## RECORDS SHOWN
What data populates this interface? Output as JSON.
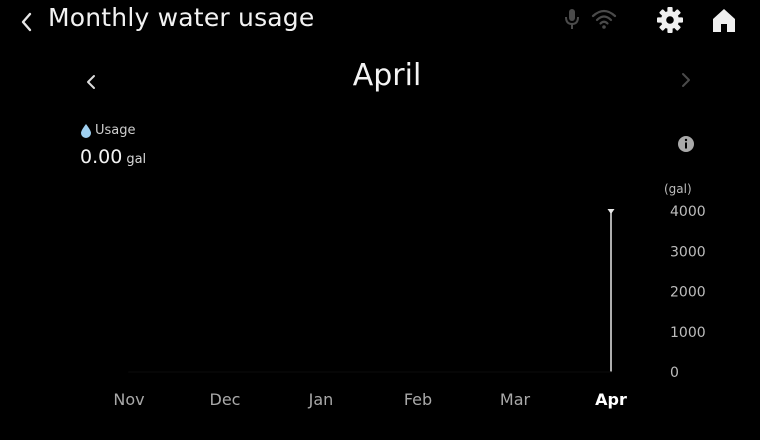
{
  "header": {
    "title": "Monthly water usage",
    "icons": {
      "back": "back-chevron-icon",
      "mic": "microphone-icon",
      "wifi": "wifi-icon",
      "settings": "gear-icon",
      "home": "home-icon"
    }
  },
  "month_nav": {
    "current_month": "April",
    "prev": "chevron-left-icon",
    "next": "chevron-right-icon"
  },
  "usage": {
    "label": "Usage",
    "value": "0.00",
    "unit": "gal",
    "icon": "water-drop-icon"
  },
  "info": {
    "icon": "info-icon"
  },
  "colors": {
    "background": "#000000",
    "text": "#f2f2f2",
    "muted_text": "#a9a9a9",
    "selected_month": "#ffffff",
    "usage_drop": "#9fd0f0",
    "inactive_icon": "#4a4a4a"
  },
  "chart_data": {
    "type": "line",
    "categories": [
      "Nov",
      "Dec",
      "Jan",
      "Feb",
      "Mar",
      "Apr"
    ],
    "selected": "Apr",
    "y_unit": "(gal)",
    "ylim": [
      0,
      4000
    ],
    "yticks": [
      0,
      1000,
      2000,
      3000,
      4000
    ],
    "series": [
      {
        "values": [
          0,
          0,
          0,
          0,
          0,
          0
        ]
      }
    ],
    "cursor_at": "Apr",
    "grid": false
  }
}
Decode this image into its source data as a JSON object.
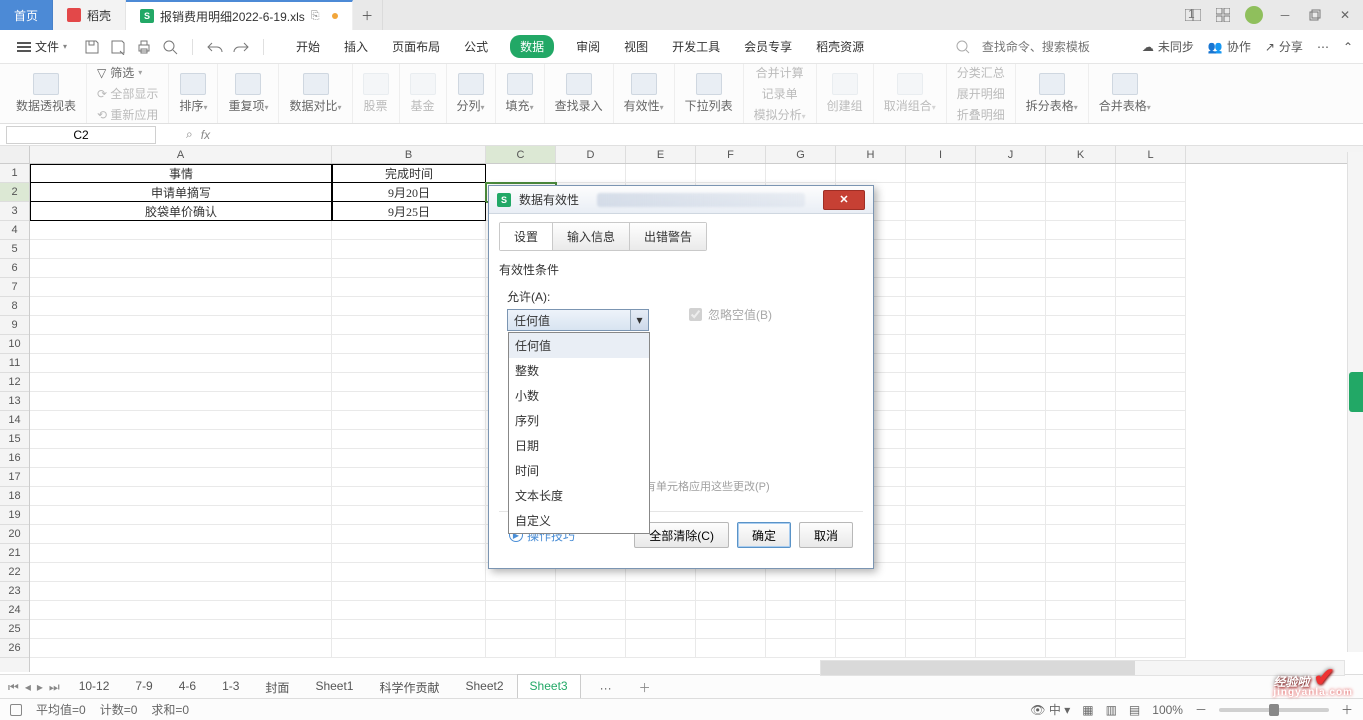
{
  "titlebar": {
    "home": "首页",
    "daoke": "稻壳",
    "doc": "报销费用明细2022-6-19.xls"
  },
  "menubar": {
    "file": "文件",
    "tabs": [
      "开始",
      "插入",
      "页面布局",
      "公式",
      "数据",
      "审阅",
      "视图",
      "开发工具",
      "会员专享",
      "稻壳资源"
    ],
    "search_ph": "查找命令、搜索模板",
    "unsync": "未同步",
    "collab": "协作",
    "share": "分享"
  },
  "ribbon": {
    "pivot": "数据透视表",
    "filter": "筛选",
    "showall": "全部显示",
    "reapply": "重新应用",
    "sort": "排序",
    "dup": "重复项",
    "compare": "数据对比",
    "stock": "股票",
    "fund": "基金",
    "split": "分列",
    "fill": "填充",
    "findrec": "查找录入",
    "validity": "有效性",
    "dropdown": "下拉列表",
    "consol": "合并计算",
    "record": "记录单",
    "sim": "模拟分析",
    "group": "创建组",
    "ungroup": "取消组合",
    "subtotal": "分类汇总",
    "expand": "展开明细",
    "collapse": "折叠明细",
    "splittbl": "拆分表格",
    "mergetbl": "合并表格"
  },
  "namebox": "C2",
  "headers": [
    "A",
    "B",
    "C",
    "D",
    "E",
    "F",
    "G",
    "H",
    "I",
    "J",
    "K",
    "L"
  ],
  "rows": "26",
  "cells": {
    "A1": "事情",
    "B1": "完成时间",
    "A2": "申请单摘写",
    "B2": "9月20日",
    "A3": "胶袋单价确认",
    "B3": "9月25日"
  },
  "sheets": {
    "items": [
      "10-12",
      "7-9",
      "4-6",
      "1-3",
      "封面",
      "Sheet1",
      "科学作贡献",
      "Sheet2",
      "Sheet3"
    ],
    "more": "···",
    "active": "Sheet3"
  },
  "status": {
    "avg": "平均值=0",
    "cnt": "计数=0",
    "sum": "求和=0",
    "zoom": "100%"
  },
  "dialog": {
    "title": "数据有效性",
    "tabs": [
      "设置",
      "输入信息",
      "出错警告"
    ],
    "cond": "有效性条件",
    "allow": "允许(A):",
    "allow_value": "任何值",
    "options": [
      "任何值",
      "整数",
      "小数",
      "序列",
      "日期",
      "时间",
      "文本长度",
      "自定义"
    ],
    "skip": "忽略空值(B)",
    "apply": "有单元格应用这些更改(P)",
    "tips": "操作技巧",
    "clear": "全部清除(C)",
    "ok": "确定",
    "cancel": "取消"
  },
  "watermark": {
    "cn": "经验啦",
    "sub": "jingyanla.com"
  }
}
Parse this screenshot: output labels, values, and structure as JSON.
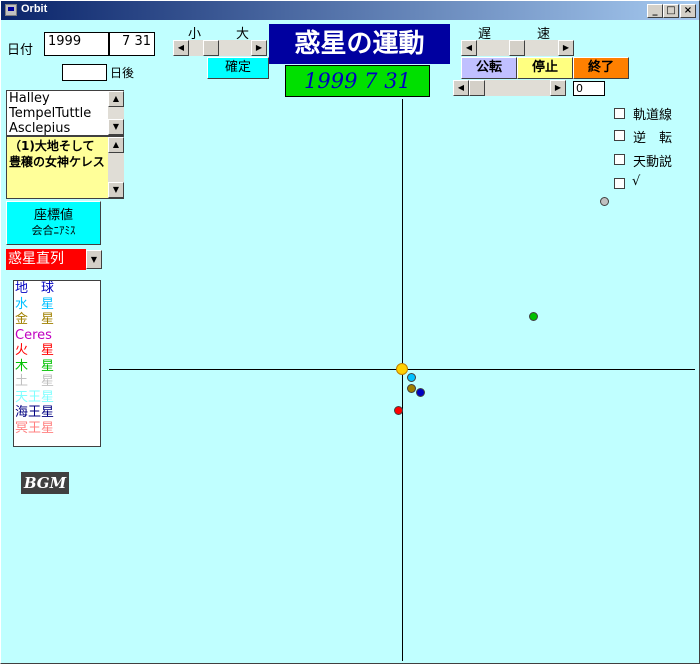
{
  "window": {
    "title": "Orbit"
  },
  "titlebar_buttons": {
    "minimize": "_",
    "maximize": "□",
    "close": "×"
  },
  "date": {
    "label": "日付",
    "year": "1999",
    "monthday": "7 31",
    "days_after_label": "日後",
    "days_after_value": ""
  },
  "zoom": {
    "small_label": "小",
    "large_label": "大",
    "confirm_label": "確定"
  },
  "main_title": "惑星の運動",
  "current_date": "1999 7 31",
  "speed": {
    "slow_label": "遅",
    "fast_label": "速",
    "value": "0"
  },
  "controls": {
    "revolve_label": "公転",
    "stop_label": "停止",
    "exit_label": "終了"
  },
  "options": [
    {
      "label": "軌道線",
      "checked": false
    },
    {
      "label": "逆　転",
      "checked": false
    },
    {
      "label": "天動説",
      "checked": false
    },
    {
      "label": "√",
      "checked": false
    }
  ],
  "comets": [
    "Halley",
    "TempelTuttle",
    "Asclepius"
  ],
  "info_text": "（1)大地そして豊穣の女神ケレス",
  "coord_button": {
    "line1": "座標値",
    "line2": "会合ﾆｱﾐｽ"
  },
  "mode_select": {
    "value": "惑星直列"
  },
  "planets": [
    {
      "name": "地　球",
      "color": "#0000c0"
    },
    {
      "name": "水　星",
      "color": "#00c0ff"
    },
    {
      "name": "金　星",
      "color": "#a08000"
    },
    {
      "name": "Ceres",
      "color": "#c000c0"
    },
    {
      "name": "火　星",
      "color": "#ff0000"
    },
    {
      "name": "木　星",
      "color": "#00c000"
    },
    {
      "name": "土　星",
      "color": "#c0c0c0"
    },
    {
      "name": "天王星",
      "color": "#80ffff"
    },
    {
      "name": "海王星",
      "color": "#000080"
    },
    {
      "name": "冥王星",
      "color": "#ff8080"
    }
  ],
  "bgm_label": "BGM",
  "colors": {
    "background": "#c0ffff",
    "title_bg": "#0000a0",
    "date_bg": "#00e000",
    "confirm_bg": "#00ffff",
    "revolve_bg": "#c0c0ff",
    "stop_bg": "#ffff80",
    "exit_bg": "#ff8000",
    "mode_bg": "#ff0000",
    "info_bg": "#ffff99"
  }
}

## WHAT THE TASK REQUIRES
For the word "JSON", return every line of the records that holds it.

## THE COMPLETED TASK
What data populates this interface? Output as JSON.
Decode this image into its source data as a JSON object.
Parse this screenshot: output labels, values, and structure as JSON.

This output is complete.